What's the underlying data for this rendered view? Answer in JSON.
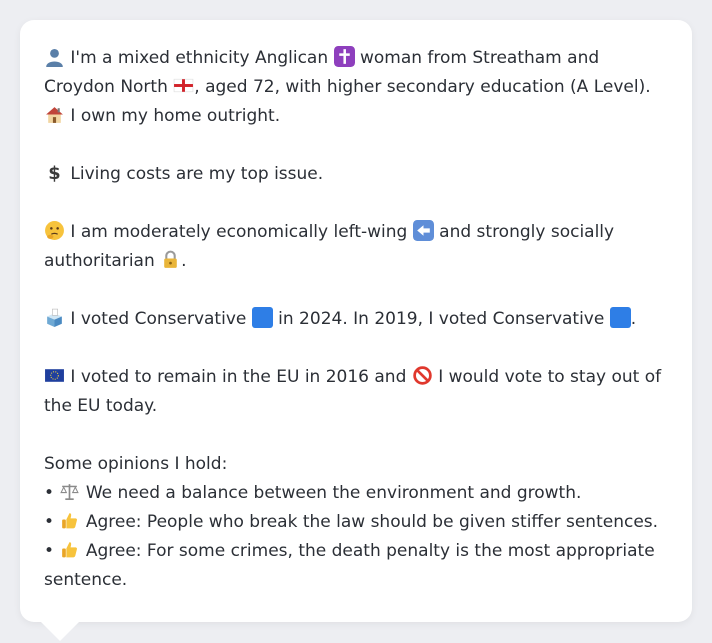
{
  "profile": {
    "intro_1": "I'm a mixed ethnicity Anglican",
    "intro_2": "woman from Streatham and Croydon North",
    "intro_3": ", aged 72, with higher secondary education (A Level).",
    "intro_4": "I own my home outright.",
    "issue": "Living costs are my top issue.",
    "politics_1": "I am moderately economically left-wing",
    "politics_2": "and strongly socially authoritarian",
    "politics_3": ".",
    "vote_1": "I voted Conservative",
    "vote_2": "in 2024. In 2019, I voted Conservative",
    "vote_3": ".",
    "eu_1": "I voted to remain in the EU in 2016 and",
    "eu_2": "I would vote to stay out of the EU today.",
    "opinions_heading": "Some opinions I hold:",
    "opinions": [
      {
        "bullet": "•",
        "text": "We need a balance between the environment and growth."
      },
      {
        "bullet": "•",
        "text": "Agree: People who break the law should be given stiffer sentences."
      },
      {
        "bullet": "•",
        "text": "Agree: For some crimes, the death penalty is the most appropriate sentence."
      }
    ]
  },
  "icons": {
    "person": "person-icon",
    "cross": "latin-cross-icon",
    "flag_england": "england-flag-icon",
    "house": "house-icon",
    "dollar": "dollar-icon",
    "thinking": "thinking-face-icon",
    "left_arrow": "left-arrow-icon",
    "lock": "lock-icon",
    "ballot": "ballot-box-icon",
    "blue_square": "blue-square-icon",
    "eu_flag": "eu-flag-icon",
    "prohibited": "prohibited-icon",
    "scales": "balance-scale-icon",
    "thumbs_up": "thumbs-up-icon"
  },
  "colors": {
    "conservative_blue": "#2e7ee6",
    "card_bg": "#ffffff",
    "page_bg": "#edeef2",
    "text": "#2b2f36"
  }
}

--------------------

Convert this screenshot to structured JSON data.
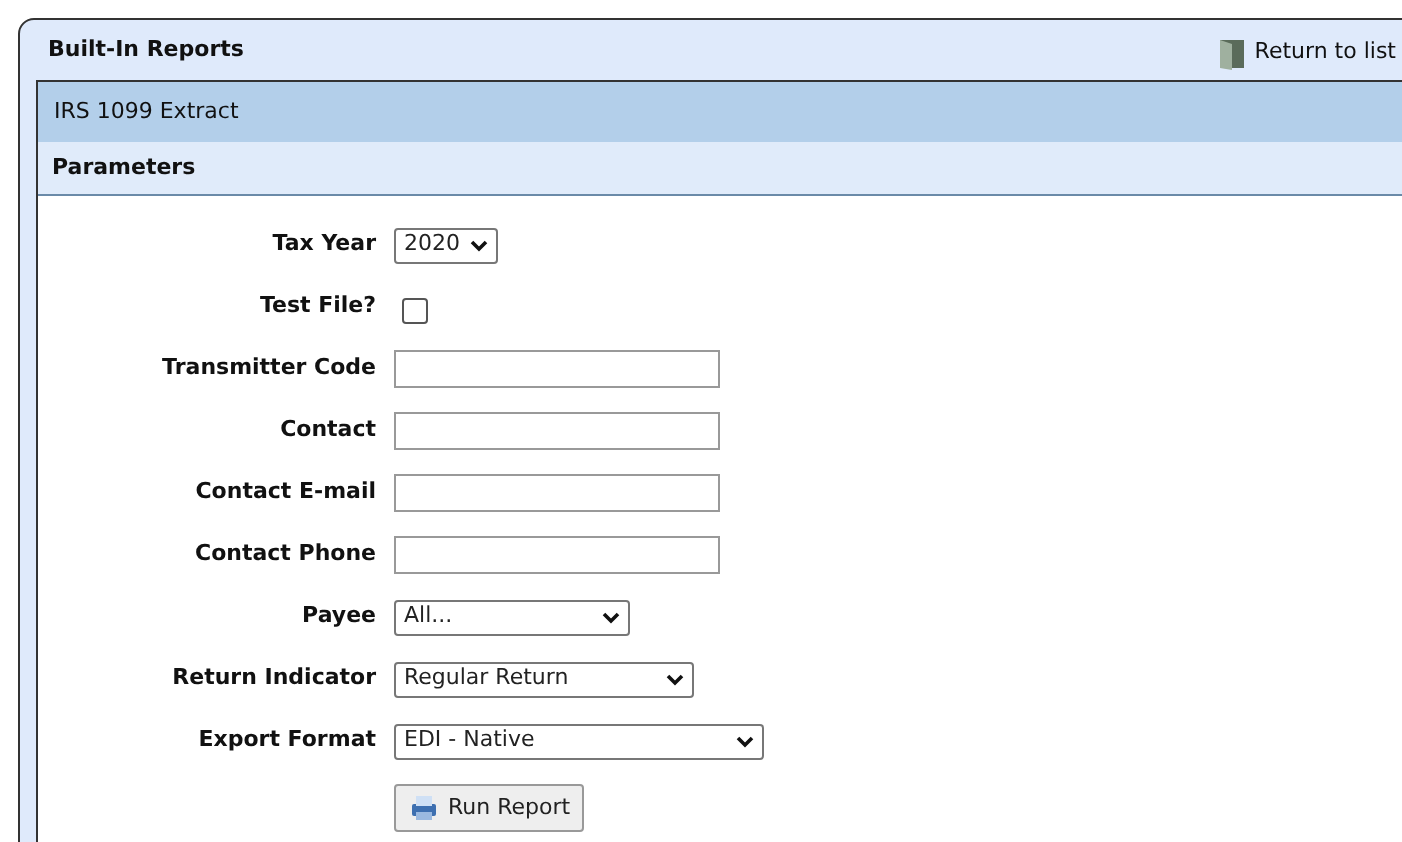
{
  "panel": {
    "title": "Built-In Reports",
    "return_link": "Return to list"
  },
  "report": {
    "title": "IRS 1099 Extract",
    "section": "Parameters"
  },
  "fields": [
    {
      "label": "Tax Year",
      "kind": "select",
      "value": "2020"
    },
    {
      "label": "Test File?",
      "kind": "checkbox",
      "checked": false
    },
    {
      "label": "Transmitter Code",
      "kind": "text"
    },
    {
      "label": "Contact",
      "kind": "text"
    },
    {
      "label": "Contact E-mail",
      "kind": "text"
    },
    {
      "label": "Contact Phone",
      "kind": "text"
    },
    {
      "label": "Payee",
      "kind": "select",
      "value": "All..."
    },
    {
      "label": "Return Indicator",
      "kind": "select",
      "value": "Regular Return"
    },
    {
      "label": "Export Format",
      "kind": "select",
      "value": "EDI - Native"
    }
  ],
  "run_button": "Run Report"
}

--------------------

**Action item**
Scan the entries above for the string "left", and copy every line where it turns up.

**Result of the task**
    "politics_1": "I am moderately economically left-wing",
    "left_arrow": "left-arrow-icon",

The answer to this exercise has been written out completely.